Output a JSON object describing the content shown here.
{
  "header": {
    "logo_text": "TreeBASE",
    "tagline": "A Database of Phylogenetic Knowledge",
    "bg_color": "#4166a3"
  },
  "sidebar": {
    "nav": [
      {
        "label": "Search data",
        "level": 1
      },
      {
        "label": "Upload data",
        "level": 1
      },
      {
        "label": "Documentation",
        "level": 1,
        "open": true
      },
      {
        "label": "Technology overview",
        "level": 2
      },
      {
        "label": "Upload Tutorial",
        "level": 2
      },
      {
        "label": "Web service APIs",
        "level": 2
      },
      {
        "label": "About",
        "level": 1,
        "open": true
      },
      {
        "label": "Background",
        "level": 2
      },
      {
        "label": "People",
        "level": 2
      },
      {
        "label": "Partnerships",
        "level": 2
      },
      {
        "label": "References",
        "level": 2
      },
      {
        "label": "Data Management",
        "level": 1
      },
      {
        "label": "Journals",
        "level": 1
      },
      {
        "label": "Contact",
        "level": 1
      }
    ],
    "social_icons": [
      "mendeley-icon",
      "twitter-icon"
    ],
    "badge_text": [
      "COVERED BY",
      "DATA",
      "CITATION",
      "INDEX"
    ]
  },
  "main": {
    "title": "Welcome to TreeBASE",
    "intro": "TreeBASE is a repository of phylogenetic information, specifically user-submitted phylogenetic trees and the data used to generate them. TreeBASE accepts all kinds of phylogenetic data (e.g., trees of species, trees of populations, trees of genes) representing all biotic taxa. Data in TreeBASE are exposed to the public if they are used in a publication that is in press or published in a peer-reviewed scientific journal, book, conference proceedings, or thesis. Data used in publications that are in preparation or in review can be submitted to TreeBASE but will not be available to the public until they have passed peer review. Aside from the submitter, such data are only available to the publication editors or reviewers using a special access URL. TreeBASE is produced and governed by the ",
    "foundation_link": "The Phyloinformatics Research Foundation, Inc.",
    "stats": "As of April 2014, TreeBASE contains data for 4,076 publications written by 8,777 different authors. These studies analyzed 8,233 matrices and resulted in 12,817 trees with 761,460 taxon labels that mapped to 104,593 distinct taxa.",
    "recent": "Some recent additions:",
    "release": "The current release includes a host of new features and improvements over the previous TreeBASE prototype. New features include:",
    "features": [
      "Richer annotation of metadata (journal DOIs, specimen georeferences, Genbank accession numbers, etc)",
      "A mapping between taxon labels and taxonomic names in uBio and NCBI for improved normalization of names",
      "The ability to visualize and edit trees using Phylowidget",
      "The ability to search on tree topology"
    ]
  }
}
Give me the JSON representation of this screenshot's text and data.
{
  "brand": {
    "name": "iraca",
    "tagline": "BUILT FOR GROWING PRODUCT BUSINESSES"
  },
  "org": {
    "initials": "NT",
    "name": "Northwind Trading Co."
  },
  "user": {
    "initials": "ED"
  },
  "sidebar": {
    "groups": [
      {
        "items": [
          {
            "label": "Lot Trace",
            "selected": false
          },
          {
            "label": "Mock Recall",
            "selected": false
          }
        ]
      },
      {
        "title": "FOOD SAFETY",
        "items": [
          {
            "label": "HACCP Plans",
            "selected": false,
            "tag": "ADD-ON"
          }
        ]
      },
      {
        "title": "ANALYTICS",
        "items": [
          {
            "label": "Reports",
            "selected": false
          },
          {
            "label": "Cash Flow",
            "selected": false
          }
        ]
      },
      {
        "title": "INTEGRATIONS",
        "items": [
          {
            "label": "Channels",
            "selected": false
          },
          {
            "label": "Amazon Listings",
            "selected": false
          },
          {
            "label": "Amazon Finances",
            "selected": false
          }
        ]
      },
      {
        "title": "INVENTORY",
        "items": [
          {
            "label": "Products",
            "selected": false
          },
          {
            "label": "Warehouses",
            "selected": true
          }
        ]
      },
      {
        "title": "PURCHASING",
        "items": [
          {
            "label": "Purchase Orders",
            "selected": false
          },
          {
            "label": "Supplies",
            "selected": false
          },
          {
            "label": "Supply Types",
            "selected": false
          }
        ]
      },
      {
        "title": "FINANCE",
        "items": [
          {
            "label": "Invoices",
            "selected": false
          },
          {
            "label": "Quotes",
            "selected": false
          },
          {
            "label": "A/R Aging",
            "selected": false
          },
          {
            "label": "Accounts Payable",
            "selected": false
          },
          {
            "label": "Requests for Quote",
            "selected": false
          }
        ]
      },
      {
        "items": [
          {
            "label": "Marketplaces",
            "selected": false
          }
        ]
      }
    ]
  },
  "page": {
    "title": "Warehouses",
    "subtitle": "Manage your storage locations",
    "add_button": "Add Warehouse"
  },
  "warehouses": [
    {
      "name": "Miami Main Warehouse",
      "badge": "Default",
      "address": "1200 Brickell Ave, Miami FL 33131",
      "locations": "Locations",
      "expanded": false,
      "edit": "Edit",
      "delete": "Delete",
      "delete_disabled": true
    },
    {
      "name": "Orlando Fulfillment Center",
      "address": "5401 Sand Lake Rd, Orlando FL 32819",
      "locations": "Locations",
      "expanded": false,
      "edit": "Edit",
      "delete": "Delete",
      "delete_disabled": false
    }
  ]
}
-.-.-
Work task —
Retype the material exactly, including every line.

Solution —
Output a JSON object describing the content shown here.
{
  "header": {
    "logo_text": "TreeBASE",
    "tagline": "A Database of Phylogenetic Knowledge",
    "bg_color": "#4166a3"
  },
  "sidebar": {
    "nav": [
      {
        "label": "Search data",
        "level": 1
      },
      {
        "label": "Upload data",
        "level": 1
      },
      {
        "label": "Documentation",
        "level": 1,
        "open": true
      },
      {
        "label": "Technology overview",
        "level": 2
      },
      {
        "label": "Upload Tutorial",
        "level": 2
      },
      {
        "label": "Web service APIs",
        "level": 2
      },
      {
        "label": "About",
        "level": 1,
        "open": true
      },
      {
        "label": "Background",
        "level": 2
      },
      {
        "label": "People",
        "level": 2
      },
      {
        "label": "Partnerships",
        "level": 2
      },
      {
        "label": "References",
        "level": 2
      },
      {
        "label": "Data Management",
        "level": 1
      },
      {
        "label": "Journals",
        "level": 1
      },
      {
        "label": "Contact",
        "level": 1
      }
    ],
    "social_icons": [
      "mendeley-icon",
      "twitter-icon"
    ],
    "badge_text": [
      "COVERED BY",
      "DATA",
      "CITATION",
      "INDEX"
    ]
  },
  "main": {
    "title": "Welcome to TreeBASE",
    "intro": "TreeBASE is a repository of phylogenetic information, specifically user-submitted phylogenetic trees and the data used to generate them. TreeBASE accepts all kinds of phylogenetic data (e.g., trees of species, trees of populations, trees of genes) representing all biotic taxa. Data in TreeBASE are exposed to the public if they are used in a publication that is in press or published in a peer-reviewed scientific journal, book, conference proceedings, or thesis. Data used in publications that are in preparation or in review can be submitted to TreeBASE but will not be available to the public until they have passed peer review. Aside from the submitter, such data are only available to the publication editors or reviewers using a special access URL. TreeBASE is produced and governed by the ",
    "foundation_link": "The Phyloinformatics Research Foundation, Inc.",
    "stats": "As of April 2014, TreeBASE contains data for 4,076 publications written by 8,777 different authors. These studies analyzed 8,233 matrices and resulted in 12,817 trees with 761,460 taxon labels that mapped to 104,593 distinct taxa.",
    "recent": "Some recent additions:",
    "release": "The current release includes a host of new features and improvements over the previous TreeBASE prototype. New features include:",
    "features": [
      "Richer annotation of metadata (journal DOIs, specimen georeferences, Genbank accession numbers, etc)",
      "A mapping between taxon labels and taxonomic names in uBio and NCBI for improved normalization of names",
      "The ability to visualize and edit trees using Phylowidget",
      "The ability to search on tree topology"
    ]
  }
}
Give me the JSON representation of this screenshot's text and data.
{
  "brand": {
    "name": "iraca",
    "tagline": "BUILT FOR GROWING PRODUCT BUSINESSES"
  },
  "org": {
    "initials": "NT",
    "name": "Northwind Trading Co."
  },
  "user": {
    "initials": "ED"
  },
  "sidebar": {
    "groups": [
      {
        "items": [
          {
            "label": "Lot Trace",
            "selected": false
          },
          {
            "label": "Mock Recall",
            "selected": false
          }
        ]
      },
      {
        "title": "FOOD SAFETY",
        "items": [
          {
            "label": "HACCP Plans",
            "selected": false,
            "tag": "ADD-ON"
          }
        ]
      },
      {
        "title": "ANALYTICS",
        "items": [
          {
            "label": "Reports",
            "selected": false
          },
          {
            "label": "Cash Flow",
            "selected": false
          }
        ]
      },
      {
        "title": "INTEGRATIONS",
        "items": [
          {
            "label": "Channels",
            "selected": false
          },
          {
            "label": "Amazon Listings",
            "selected": false
          },
          {
            "label": "Amazon Finances",
            "selected": false
          }
        ]
      },
      {
        "title": "INVENTORY",
        "items": [
          {
            "label": "Products",
            "selected": false
          },
          {
            "label": "Warehouses",
            "selected": true
          }
        ]
      },
      {
        "title": "PURCHASING",
        "items": [
          {
            "label": "Purchase Orders",
            "selected": false
          },
          {
            "label": "Supplies",
            "selected": false
          },
          {
            "label": "Supply Types",
            "selected": false
          }
        ]
      },
      {
        "title": "FINANCE",
        "items": [
          {
            "label": "Invoices",
            "selected": false
          },
          {
            "label": "Quotes",
            "selected": false
          },
          {
            "label": "A/R Aging",
            "selected": false
          },
          {
            "label": "Accounts Payable",
            "selected": false
          },
          {
            "label": "Requests for Quote",
            "selected": false
          }
        ]
      },
      {
        "items": [
          {
            "label": "Marketplaces",
            "selected": false
          }
        ]
      }
    ]
  },
  "page": {
    "title": "Warehouses",
    "subtitle": "Manage your storage locations",
    "add_button": "Add Warehouse"
  },
  "warehouses": [
    {
      "name": "Miami Main Warehouse",
      "badge": "Default",
      "address": "1200 Brickell Ave, Miami FL 33131",
      "locations": "Locations",
      "expanded": false,
      "edit": "Edit",
      "delete": "Delete",
      "delete_disabled": true
    },
    {
      "name": "Orlando Fulfillment Center",
      "address": "5401 Sand Lake Rd, Orlando FL 32819",
      "locations": "Locations",
      "expanded": false,
      "edit": "Edit",
      "delete": "Delete",
      "delete_disabled": false
    }
  ]
}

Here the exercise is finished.